Tells the VT manager if the process releases (or refuses to release) the display. An argument of 1 indicates the VT is released. An argument of 0 indicates refusal to release. The VT_ACKACQ argument indicates if acquisition of the VT has been completed.


Sets the current VT node (where the ioctl comes from) as the target of /dev/vt/console_user. The sys_devices privilege is required for this ioctl.


Sets the VT mode. The argument is a pointer to a vt_mode structure as defined above. The structure should be filled in with the desired mode. If process-control mode is specified, the signals used to communicate with the process should be specified. If any signals are not specified (value is zero), the signal default is SIGUSR1 (for relsig and acqsig).


If the specified VT is currently active, this call returns immediately.

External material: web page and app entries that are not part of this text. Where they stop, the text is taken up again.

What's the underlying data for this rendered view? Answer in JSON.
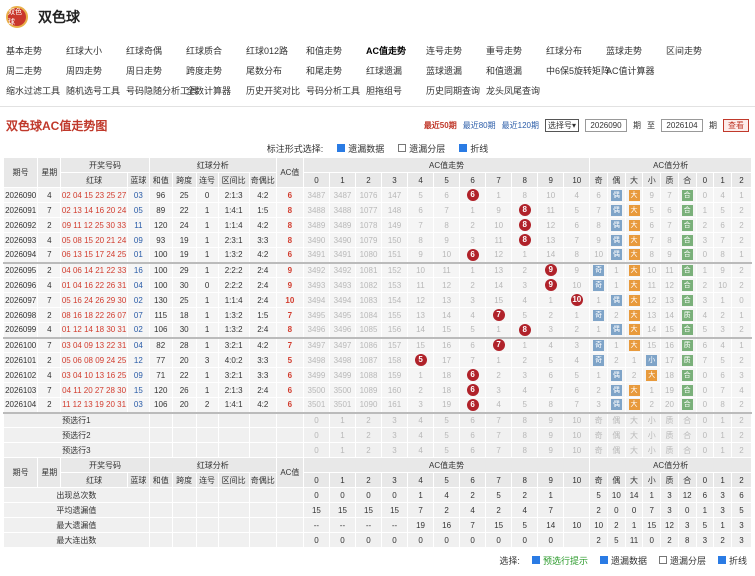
{
  "app": {
    "logo_text": "双色球",
    "title": "双色球"
  },
  "nav": [
    [
      "基本走势",
      "红球大小",
      "红球奇偶",
      "红球质合",
      "红球012路",
      "和值走势",
      "AC值走势",
      "连号走势",
      "重号走势",
      "红球分布",
      "蓝球走势",
      "区间走势"
    ],
    [
      "周二走势",
      "周四走势",
      "周日走势",
      "跨度走势",
      "尾数分布",
      "和尾走势",
      "红球遗漏",
      "蓝球遗漏",
      "和值遗漏",
      "中6保5旋转矩阵",
      "AC值计算器"
    ],
    [
      "缩水过滤工具",
      "随机选号工具",
      "号码隐随分析工具",
      "全数计算器",
      "历史开奖对比",
      "号码分析工具",
      "胆拖组号",
      "历史同期查询",
      "龙头凤尾查询"
    ]
  ],
  "toolbar": {
    "title": "双色球AC值走势图",
    "links": [
      "最近50期",
      "最近80期",
      "最近120期"
    ],
    "select": "选择号",
    "from": "2026090",
    "to": "2026104",
    "qi": "期",
    "zhi": "至",
    "query": "查看"
  },
  "options": {
    "label": "标注形式选择:",
    "items": [
      "遗漏数据",
      "遗漏分层",
      "折线"
    ]
  },
  "headers": {
    "issue": "期号",
    "week": "星期",
    "draw": "开奖号码",
    "red": "红球",
    "blue": "蓝球",
    "analysis": "红球分析",
    "sum": "和值",
    "span": "跨度",
    "consec": "连号",
    "zone": "区间比",
    "oddeven": "奇偶比",
    "ac": "AC值",
    "trend": "AC值走势",
    "acanalysis": "AC值分析",
    "trendcols": [
      "0",
      "1",
      "2",
      "3",
      "4",
      "5",
      "6",
      "7",
      "8",
      "9",
      "10"
    ],
    "acan": [
      "奇",
      "偶",
      "大",
      "小",
      "质",
      "合",
      "0",
      "1",
      "2"
    ]
  },
  "rows": [
    {
      "i": "2026090",
      "w": "4",
      "r": "02 04 15 23 25 27",
      "b": "03",
      "s": "96",
      "sp": "25",
      "c": "0",
      "z": "2:1:3",
      "o": "4:2",
      "ac": "6",
      "t": [
        "3487",
        "3487",
        "1076",
        "147",
        "5",
        "6",
        "●6",
        "1",
        "8",
        "10",
        "4"
      ],
      "a": [
        "6",
        "偶",
        "大",
        "9",
        "7",
        "合",
        "0",
        "4",
        "1"
      ]
    },
    {
      "i": "2026091",
      "w": "7",
      "r": "02 13 14 16 20 24",
      "b": "05",
      "s": "89",
      "sp": "22",
      "c": "1",
      "z": "1:4:1",
      "o": "1:5",
      "ac": "8",
      "t": [
        "3488",
        "3488",
        "1077",
        "148",
        "6",
        "7",
        "1",
        "9",
        "●8",
        "11",
        "5"
      ],
      "a": [
        "7",
        "偶",
        "大",
        "5",
        "6",
        "合",
        "1",
        "5",
        "2"
      ]
    },
    {
      "i": "2026092",
      "w": "2",
      "r": "09 11 12 25 30 33",
      "b": "11",
      "s": "120",
      "sp": "24",
      "c": "1",
      "z": "1:1:4",
      "o": "4:2",
      "ac": "8",
      "t": [
        "3489",
        "3489",
        "1078",
        "149",
        "7",
        "8",
        "2",
        "10",
        "●8",
        "12",
        "6"
      ],
      "a": [
        "8",
        "偶",
        "大",
        "6",
        "7",
        "合",
        "2",
        "6",
        "2"
      ]
    },
    {
      "i": "2026093",
      "w": "4",
      "r": "05 08 15 20 21 24",
      "b": "09",
      "s": "93",
      "sp": "19",
      "c": "1",
      "z": "2:3:1",
      "o": "3:3",
      "ac": "8",
      "t": [
        "3490",
        "3490",
        "1079",
        "150",
        "8",
        "9",
        "3",
        "11",
        "●8",
        "13",
        "7"
      ],
      "a": [
        "9",
        "偶",
        "大",
        "7",
        "8",
        "合",
        "3",
        "7",
        "2"
      ]
    },
    {
      "i": "2026094",
      "w": "7",
      "r": "06 13 15 17 24 25",
      "b": "01",
      "s": "100",
      "sp": "19",
      "c": "1",
      "z": "1:3:2",
      "o": "4:2",
      "ac": "6",
      "t": [
        "3491",
        "3491",
        "1080",
        "151",
        "9",
        "10",
        "●6",
        "12",
        "1",
        "14",
        "8"
      ],
      "a": [
        "10",
        "偶",
        "大",
        "8",
        "9",
        "合",
        "0",
        "8",
        "1"
      ]
    },
    {
      "i": "2026095",
      "w": "2",
      "r": "04 06 14 21 22 33",
      "b": "16",
      "s": "100",
      "sp": "29",
      "c": "1",
      "z": "2:2:2",
      "o": "2:4",
      "ac": "9",
      "t": [
        "3492",
        "3492",
        "1081",
        "152",
        "10",
        "11",
        "1",
        "13",
        "2",
        "●9",
        "9"
      ],
      "a": [
        "奇",
        "1",
        "大",
        "10",
        "11",
        "合",
        "1",
        "9",
        "2"
      ]
    },
    {
      "i": "2026096",
      "w": "4",
      "r": "01 04 16 22 26 31",
      "b": "04",
      "s": "100",
      "sp": "30",
      "c": "0",
      "z": "2:2:2",
      "o": "2:4",
      "ac": "9",
      "t": [
        "3493",
        "3493",
        "1082",
        "153",
        "11",
        "12",
        "2",
        "14",
        "3",
        "●9",
        "10"
      ],
      "a": [
        "奇",
        "1",
        "大",
        "11",
        "12",
        "合",
        "2",
        "10",
        "2"
      ]
    },
    {
      "i": "2026097",
      "w": "7",
      "r": "05 16 24 26 29 30",
      "b": "02",
      "s": "130",
      "sp": "25",
      "c": "1",
      "z": "1:1:4",
      "o": "2:4",
      "ac": "10",
      "t": [
        "3494",
        "3494",
        "1083",
        "154",
        "12",
        "13",
        "3",
        "15",
        "4",
        "1",
        "●10"
      ],
      "a": [
        "1",
        "偶",
        "大",
        "12",
        "13",
        "合",
        "3",
        "1",
        "0"
      ]
    },
    {
      "i": "2026098",
      "w": "2",
      "r": "08 16 18 22 26 07",
      "b": "07",
      "s": "115",
      "sp": "18",
      "c": "1",
      "z": "1:3:2",
      "o": "1:5",
      "ac": "7",
      "t": [
        "3495",
        "3495",
        "1084",
        "155",
        "13",
        "14",
        "4",
        "●7",
        "5",
        "2",
        "1"
      ],
      "a": [
        "奇",
        "2",
        "大",
        "13",
        "14",
        "质",
        "4",
        "2",
        "1"
      ]
    },
    {
      "i": "2026099",
      "w": "4",
      "r": "01 12 14 18 30 31",
      "b": "02",
      "s": "106",
      "sp": "30",
      "c": "1",
      "z": "1:3:2",
      "o": "2:4",
      "ac": "8",
      "t": [
        "3496",
        "3496",
        "1085",
        "156",
        "14",
        "15",
        "5",
        "1",
        "●8",
        "3",
        "2"
      ],
      "a": [
        "1",
        "偶",
        "大",
        "14",
        "15",
        "合",
        "5",
        "3",
        "2"
      ]
    },
    {
      "i": "2026100",
      "w": "7",
      "r": "03 04 09 13 22 31",
      "b": "04",
      "s": "82",
      "sp": "28",
      "c": "1",
      "z": "3:2:1",
      "o": "4:2",
      "ac": "7",
      "t": [
        "3497",
        "3497",
        "1086",
        "157",
        "15",
        "16",
        "6",
        "●7",
        "1",
        "4",
        "3"
      ],
      "a": [
        "奇",
        "1",
        "大",
        "15",
        "16",
        "质",
        "6",
        "4",
        "1"
      ]
    },
    {
      "i": "2026101",
      "w": "2",
      "r": "05 06 08 09 24 25",
      "b": "12",
      "s": "77",
      "sp": "20",
      "c": "3",
      "z": "4:0:2",
      "o": "3:3",
      "ac": "5",
      "t": [
        "3498",
        "3498",
        "1087",
        "158",
        "●5",
        "17",
        "7",
        "1",
        "2",
        "5",
        "4"
      ],
      "a": [
        "奇",
        "2",
        "1",
        "小",
        "17",
        "质",
        "7",
        "5",
        "2"
      ]
    },
    {
      "i": "2026102",
      "w": "4",
      "r": "03 04 10 13 16 25",
      "b": "09",
      "s": "71",
      "sp": "22",
      "c": "1",
      "z": "3:2:1",
      "o": "3:3",
      "ac": "6",
      "t": [
        "3499",
        "3499",
        "1088",
        "159",
        "1",
        "18",
        "●6",
        "2",
        "3",
        "6",
        "5"
      ],
      "a": [
        "1",
        "偶",
        "2",
        "大",
        "18",
        "合",
        "0",
        "6",
        "3"
      ]
    },
    {
      "i": "2026103",
      "w": "7",
      "r": "04 11 20 27 28 30",
      "b": "15",
      "s": "120",
      "sp": "26",
      "c": "1",
      "z": "2:1:3",
      "o": "2:4",
      "ac": "6",
      "t": [
        "3500",
        "3500",
        "1089",
        "160",
        "2",
        "18",
        "●6",
        "3",
        "4",
        "7",
        "6"
      ],
      "a": [
        "2",
        "偶",
        "大",
        "1",
        "19",
        "合",
        "0",
        "7",
        "4"
      ]
    },
    {
      "i": "2026104",
      "w": "2",
      "r": "11 12 13 19 20 31",
      "b": "03",
      "s": "106",
      "sp": "20",
      "c": "2",
      "z": "1:4:1",
      "o": "4:2",
      "ac": "6",
      "t": [
        "3501",
        "3501",
        "1090",
        "161",
        "3",
        "19",
        "●6",
        "4",
        "5",
        "8",
        "7"
      ],
      "a": [
        "3",
        "偶",
        "大",
        "2",
        "20",
        "合",
        "0",
        "8",
        "2"
      ]
    }
  ],
  "predict": [
    "预选行1",
    "预选行2",
    "预选行3"
  ],
  "predict_vals": [
    "0",
    "1",
    "2",
    "3",
    "4",
    "5",
    "6",
    "7",
    "8",
    "9",
    "10"
  ],
  "predict_an": [
    "奇",
    "偶",
    "大",
    "小",
    "质",
    "合",
    "0",
    "1",
    "2"
  ],
  "stats": [
    {
      "label": "出现总次数",
      "v": [
        "0",
        "0",
        "0",
        "0",
        "1",
        "4",
        "2",
        "5",
        "2",
        "1"
      ],
      "a": [
        "5",
        "10",
        "14",
        "1",
        "3",
        "12",
        "6",
        "3",
        "6"
      ]
    },
    {
      "label": "平均遗漏值",
      "v": [
        "15",
        "15",
        "15",
        "15",
        "7",
        "2",
        "4",
        "2",
        "4",
        "7"
      ],
      "a": [
        "2",
        "0",
        "0",
        "7",
        "3",
        "0",
        "1",
        "3",
        "5"
      ]
    },
    {
      "label": "最大遗漏值",
      "v": [
        "--",
        "--",
        "--",
        "--",
        "19",
        "16",
        "7",
        "15",
        "5",
        "14",
        "10"
      ],
      "a": [
        "10",
        "2",
        "1",
        "15",
        "12",
        "3",
        "5",
        "1",
        "3"
      ]
    },
    {
      "label": "最大连出数",
      "v": [
        "0",
        "0",
        "0",
        "0",
        "0",
        "0",
        "0",
        "0",
        "0",
        "0"
      ],
      "a": [
        "2",
        "5",
        "11",
        "0",
        "2",
        "8",
        "3",
        "2",
        "3"
      ]
    }
  ],
  "footer": {
    "label": "选择:",
    "items": [
      "预选行提示",
      "遗漏数据",
      "遗漏分层",
      "折线"
    ]
  }
}
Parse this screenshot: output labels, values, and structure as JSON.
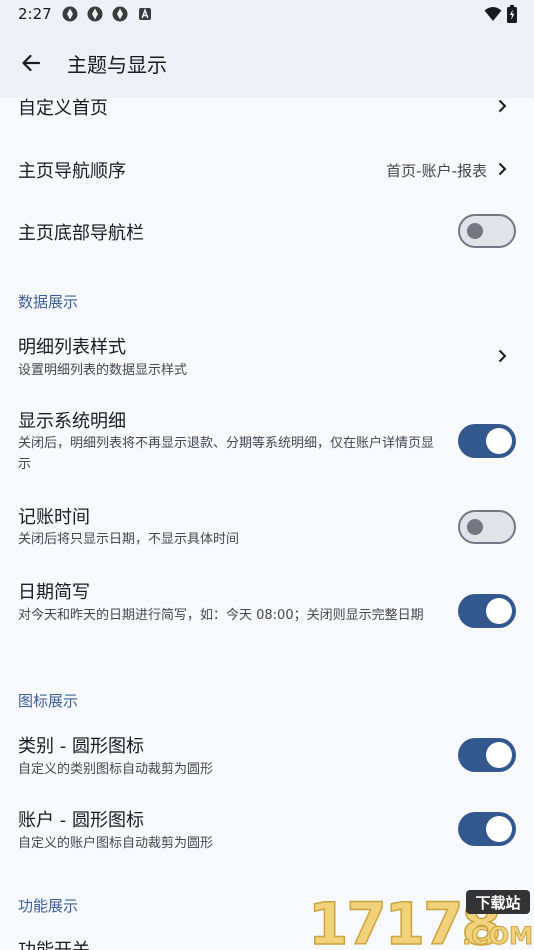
{
  "status_bar": {
    "time": "2:27"
  },
  "app_bar": {
    "title": "主题与显示"
  },
  "rows": {
    "custom_home": {
      "title": "自定义首页"
    },
    "nav_order": {
      "title": "主页导航顺序",
      "value": "首页-账户-报表"
    },
    "bottom_nav": {
      "title": "主页底部导航栏",
      "enabled": false
    }
  },
  "sections": {
    "data": "数据展示",
    "icon": "图标展示",
    "feature": "功能展示"
  },
  "data_rows": {
    "list_style": {
      "title": "明细列表样式",
      "subtitle": "设置明细列表的数据显示样式"
    },
    "system_detail": {
      "title": "显示系统明细",
      "subtitle": "关闭后，明细列表将不再显示退款、分期等系统明细，仅在账户详情页显示",
      "enabled": true
    },
    "record_time": {
      "title": "记账时间",
      "subtitle": "关闭后将只显示日期，不显示具体时间",
      "enabled": false
    },
    "date_short": {
      "title": "日期简写",
      "subtitle": "对今天和昨天的日期进行简写，如：今天 08:00；关闭则显示完整日期",
      "enabled": true
    }
  },
  "icon_rows": {
    "category_round": {
      "title": "类别 - 圆形图标",
      "subtitle": "自定义的类别图标自动裁剪为圆形",
      "enabled": true
    },
    "account_round": {
      "title": "账户 - 圆形图标",
      "subtitle": "自定义的账户图标自动裁剪为圆形",
      "enabled": true
    }
  },
  "feature_rows": {
    "feature_switch": {
      "title": "功能开关"
    }
  },
  "watermark": {
    "brand": "17178",
    "tag": "下载站",
    "domain": ".COM"
  },
  "colors": {
    "accent": "#33588e",
    "section": "#3b5f96",
    "background": "#f8f9fd"
  }
}
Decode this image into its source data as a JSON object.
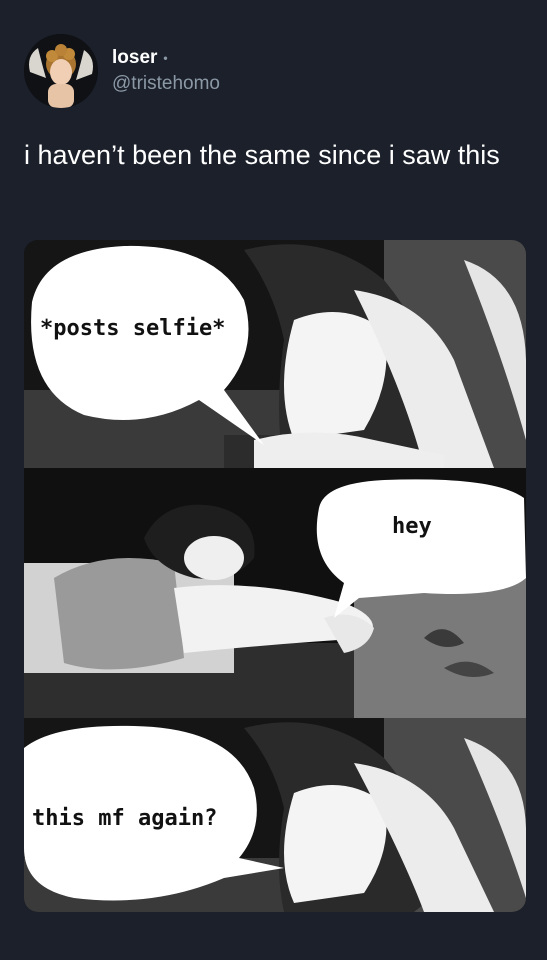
{
  "tweet": {
    "display_name": "loser",
    "verified_dot": "•",
    "handle": "@tristehomo",
    "text": "i haven’t been the same since i saw this"
  },
  "meme": {
    "panel1_caption": "*posts selfie*",
    "panel2_caption": "hey",
    "panel3_caption": "this mf again?"
  },
  "icons": {
    "avatar": "cherub-avatar-icon"
  },
  "colors": {
    "background": "#1b202b",
    "secondary_text": "#8b98a5"
  }
}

Otherwise, it sleeps until the specified VT becomes active, at which point it returns.



VT devices.

See also

ioctl(2), signal(3C), wscons(7D)


By default, there are only five virtual console instance login prompts running on /dev/vt/# (where “#” represents 2 to 6) in addition to the system console running on /dev/console. Normally Xorg uses the seventh virtual console (/dev/vt/7 .) To switch from consoles to Xserver (which normally picks up the first available virtual console), use [ Ctrl + ] Alt + F7 .

       # svcs  | grep login
       online         17:49:11 svc:/system/console-login:default
       online         17:49:11 svc:/system/console-login:vt2
       online         17:49:11 svc:/system/console-login:vt3
       online         17:49:11 svc:/system/console-login:vt4
       online         17:49:11 svc:/system/console-login:vt5
       online         17:49:11 svc:/system/console-login:vt6

       console-login:default is for the system console, others for
       virtual consoles.

       You can modify properties/disable/enable and remove/add
       virtual consoles using smf(5):

       # svccfg -s console-login add vt8
       # svccfg -s console-login:vt8 setprop ttymon/device=astring: "/dev/vt/8"
       # svcadm enable console-login:vt8